According to Sternberg (2006), who reviewed 25 years of psychology research on creativity, the creative process that yields innovations is characterized by three intellectual abilities:

  • “The synthetic ability to see problems in new ways and to escape the bounds of conventional thinking,
  • Analytic ability to recognize which of one’s ideas are worth pursuing and which are not, and
  • The practical-contextual ability to know how to persuade others of – or sell other people on – the value of one’s ideas.”

This suggests that for an idea to be innovative, it must meet three criteria: it must be novel, demonstrate utility, and demonstrate relevance. Relevance implies a specific context of use for the idea, a specific time horizon for realization, and also that the new idea must be operationalized and made useful. This final point distinguishes innovation from invention.


Bassett-Jones, N. (2005). The paradox of diversity management, creativity and innovation. Creativity and Innovation Management, 14(2), 160-175.
Vandervert, L.R. (2003). Research on innovation at the beginning of the 21st century: what do we know about it? In L.V. Shavivina (Ed.), The International Handbook on Innovation. Oxford: Elsevier, pp. 1103-1112.
Sternberg, R., Pretz, J.E., & Kaufman, J.C. (2003). Types of innovations. In L.V. Shavivina (Ed.), The International Handbook on Innovation. Oxford: Elsevier, pp. 158-169.

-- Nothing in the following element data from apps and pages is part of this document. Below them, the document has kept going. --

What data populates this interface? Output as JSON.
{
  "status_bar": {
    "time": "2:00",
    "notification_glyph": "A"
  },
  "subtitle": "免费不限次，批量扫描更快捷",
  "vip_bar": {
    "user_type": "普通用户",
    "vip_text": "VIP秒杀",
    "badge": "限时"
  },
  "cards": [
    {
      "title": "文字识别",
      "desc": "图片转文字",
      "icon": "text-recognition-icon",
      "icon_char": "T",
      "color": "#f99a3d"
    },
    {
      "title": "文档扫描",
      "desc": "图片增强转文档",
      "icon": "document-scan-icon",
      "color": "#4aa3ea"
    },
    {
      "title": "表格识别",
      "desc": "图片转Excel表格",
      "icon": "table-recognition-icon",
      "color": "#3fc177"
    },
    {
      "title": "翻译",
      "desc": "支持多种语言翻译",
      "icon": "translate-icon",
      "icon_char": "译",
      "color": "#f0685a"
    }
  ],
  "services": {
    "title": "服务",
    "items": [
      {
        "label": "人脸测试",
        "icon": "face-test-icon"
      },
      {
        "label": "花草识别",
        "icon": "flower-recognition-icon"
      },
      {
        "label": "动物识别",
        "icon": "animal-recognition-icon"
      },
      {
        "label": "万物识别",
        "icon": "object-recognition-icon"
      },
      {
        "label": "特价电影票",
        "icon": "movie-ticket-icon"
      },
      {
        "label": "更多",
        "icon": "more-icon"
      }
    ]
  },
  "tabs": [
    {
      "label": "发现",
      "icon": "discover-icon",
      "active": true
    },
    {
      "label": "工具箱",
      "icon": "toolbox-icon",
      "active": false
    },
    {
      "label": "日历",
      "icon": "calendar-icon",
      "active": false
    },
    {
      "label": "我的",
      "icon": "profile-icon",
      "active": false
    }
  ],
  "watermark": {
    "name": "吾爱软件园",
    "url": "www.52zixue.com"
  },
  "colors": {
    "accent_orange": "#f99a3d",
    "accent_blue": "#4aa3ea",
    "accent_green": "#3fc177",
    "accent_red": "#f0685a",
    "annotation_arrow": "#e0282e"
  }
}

What is Innovation?

invention -> Innovation -> Technology Transfer -> Diffusion of Innovations

Innovation is the practice of making new concepts and ideas relevant and useful to individuals and communities of people.

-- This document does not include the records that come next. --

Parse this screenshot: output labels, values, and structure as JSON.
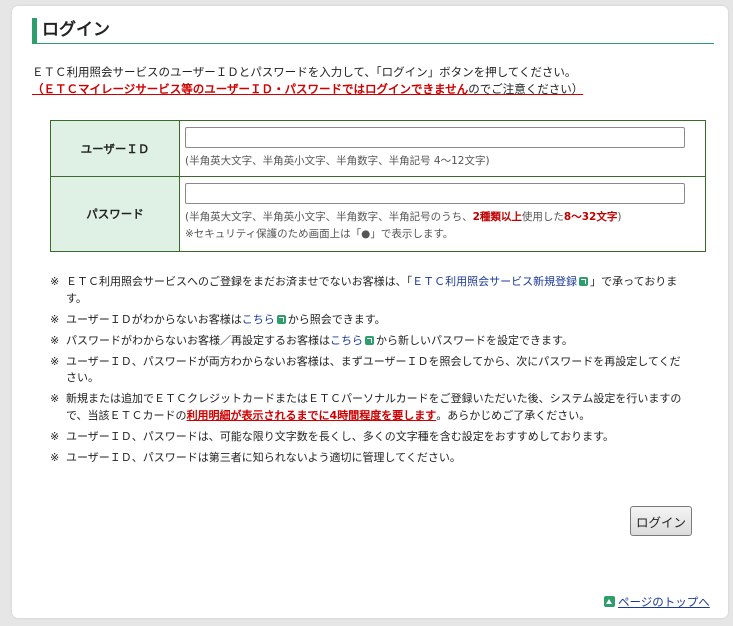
{
  "page": {
    "title": "ログイン",
    "intro": "ＥＴＣ利用照会サービスのユーザーＩＤとパスワードを入力して、「ログイン」ボタンを押してください。",
    "warning_pre": "（ＥＴＣマイレージサービス等のユーザーＩＤ・パスワードではログインできません",
    "warning_post": "のでご注意ください）"
  },
  "form": {
    "userid_label": "ユーザーＩＤ",
    "userid_value": "",
    "userid_hint": "(半角英大文字、半角英小文字、半角数字、半角記号 4～12文字)",
    "password_label": "パスワード",
    "password_value": "",
    "password_hint_pre": "(半角英大文字、半角英小文字、半角数字、半角記号のうち、",
    "password_hint_red1": "2種類以上",
    "password_hint_mid": "使用した",
    "password_hint_red2": "8～32文字",
    "password_hint_post": ")",
    "password_note": "※セキュリティ保護のため画面上は「●」で表示します。"
  },
  "notes": {
    "mark": "※",
    "n1_pre": "ＥＴＣ利用照会サービスへのご登録をまだお済ませでないお客様は、「",
    "n1_link": "ＥＴＣ利用照会サービス新規登録",
    "n1_post": "」で承っております。",
    "n2_pre": "ユーザーＩＤがわからないお客様は",
    "n2_link": "こちら",
    "n2_post": "から照会できます。",
    "n3_pre": "パスワードがわからないお客様／再設定するお客様は",
    "n3_link": "こちら",
    "n3_post": "から新しいパスワードを設定できます。",
    "n4": "ユーザーＩＤ、パスワードが両方わからないお客様は、まずユーザーＩＤを照会してから、次にパスワードを再設定してください。",
    "n5_pre": "新規または追加でＥＴＣクレジットカードまたはＥＴＣパーソナルカードをご登録いただいた後、システム設定を行いますので、当該ＥＴＣカードの",
    "n5_red": "利用明細が表示されるまでに4時間程度を要します",
    "n5_post": "。あらかじめご了承ください。",
    "n6": "ユーザーＩＤ、パスワードは、可能な限り文字数を長くし、多くの文字種を含む設定をおすすめしております。",
    "n7": "ユーザーＩＤ、パスワードは第三者に知られないよう適切に管理してください。"
  },
  "buttons": {
    "login": "ログイン",
    "page_top": "ページのトップへ"
  },
  "icons": {
    "external_link": "external-link-icon",
    "page_top": "arrow-up-icon"
  },
  "colors": {
    "accent_green": "#2e9e6d",
    "label_bg": "#dff1e4",
    "warning_red": "#d00000",
    "link_blue": "#1a3a9a"
  }
}
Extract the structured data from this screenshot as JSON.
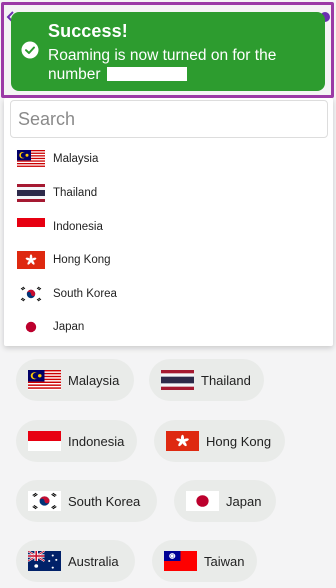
{
  "toast": {
    "title": "Success!",
    "message": "Roaming is now turned on for the number"
  },
  "search": {
    "placeholder": "Search"
  },
  "dropdown": {
    "items": [
      {
        "label": "Malaysia",
        "flag": "malaysia-flag"
      },
      {
        "label": "Thailand",
        "flag": "thailand-flag"
      },
      {
        "label": "Indonesia",
        "flag": "indonesia-flag"
      },
      {
        "label": "Hong Kong",
        "flag": "hong-kong-flag"
      },
      {
        "label": "South Korea",
        "flag": "south-korea-flag"
      },
      {
        "label": "Japan",
        "flag": "japan-flag"
      }
    ]
  },
  "chips": [
    {
      "label": "Malaysia",
      "flag": "malaysia-flag"
    },
    {
      "label": "Thailand",
      "flag": "thailand-flag"
    },
    {
      "label": "Indonesia",
      "flag": "indonesia-flag"
    },
    {
      "label": "Hong Kong",
      "flag": "hong-kong-flag"
    },
    {
      "label": "South Korea",
      "flag": "south-korea-flag"
    },
    {
      "label": "Japan",
      "flag": "japan-flag"
    },
    {
      "label": "Australia",
      "flag": "australia-flag"
    },
    {
      "label": "Taiwan",
      "flag": "taiwan-flag"
    }
  ],
  "colors": {
    "toast_bg": "#2d9c2f",
    "highlight_border": "#9b3aa6",
    "chip_bg": "#e9ebe9"
  }
}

This contrasts with the process of invention, through which new ideas are generated while the linkages between these new ideas and existing ideas are simultaneously uncovered. Innovation defines the context of use, while invention does not. The products of innovation are fundamentally ideas, characterized by novelty, utility and relevance. However, the distinctive feature of innovation is that these ideas, once connected with a particular context of use, at once capture the potential to add value to systems, people, processes and even other ideas.

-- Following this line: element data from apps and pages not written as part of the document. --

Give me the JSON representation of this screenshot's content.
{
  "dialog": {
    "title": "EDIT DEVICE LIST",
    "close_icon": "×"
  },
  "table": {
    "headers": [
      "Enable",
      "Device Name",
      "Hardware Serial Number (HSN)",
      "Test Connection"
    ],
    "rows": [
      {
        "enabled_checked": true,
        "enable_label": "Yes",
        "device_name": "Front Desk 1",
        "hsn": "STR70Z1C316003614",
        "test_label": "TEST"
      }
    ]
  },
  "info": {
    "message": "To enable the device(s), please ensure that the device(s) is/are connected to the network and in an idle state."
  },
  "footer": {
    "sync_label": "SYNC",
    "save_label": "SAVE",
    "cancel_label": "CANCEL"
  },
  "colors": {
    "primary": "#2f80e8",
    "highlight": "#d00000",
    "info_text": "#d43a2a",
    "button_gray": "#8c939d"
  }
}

Although new mechanisms for value creation can be unlocked through the innovation process, value is created when new products, services and processes are designed, through the integration of knowledge and the understanding of the capabilities of the organization that is poised to deliver that value.

As a result, innovation is critically dependent not only on the people doing the innovating, but also on the social networks of people connected to those innovators, whose influences inform and impact the process of discovery. (Radziwill & DuPlain, 2008)

What’s the bottom line? Innovation does not exist without people who have needs, and who are somehow connected to one another!


Radziwill, N. M., and R.F. DuPlain, 2008: A Model for Business Innovation in the Web 2.0 World. Chapter in Web 2.0 Business Models, IGI Global Publishing. Available from Amazon.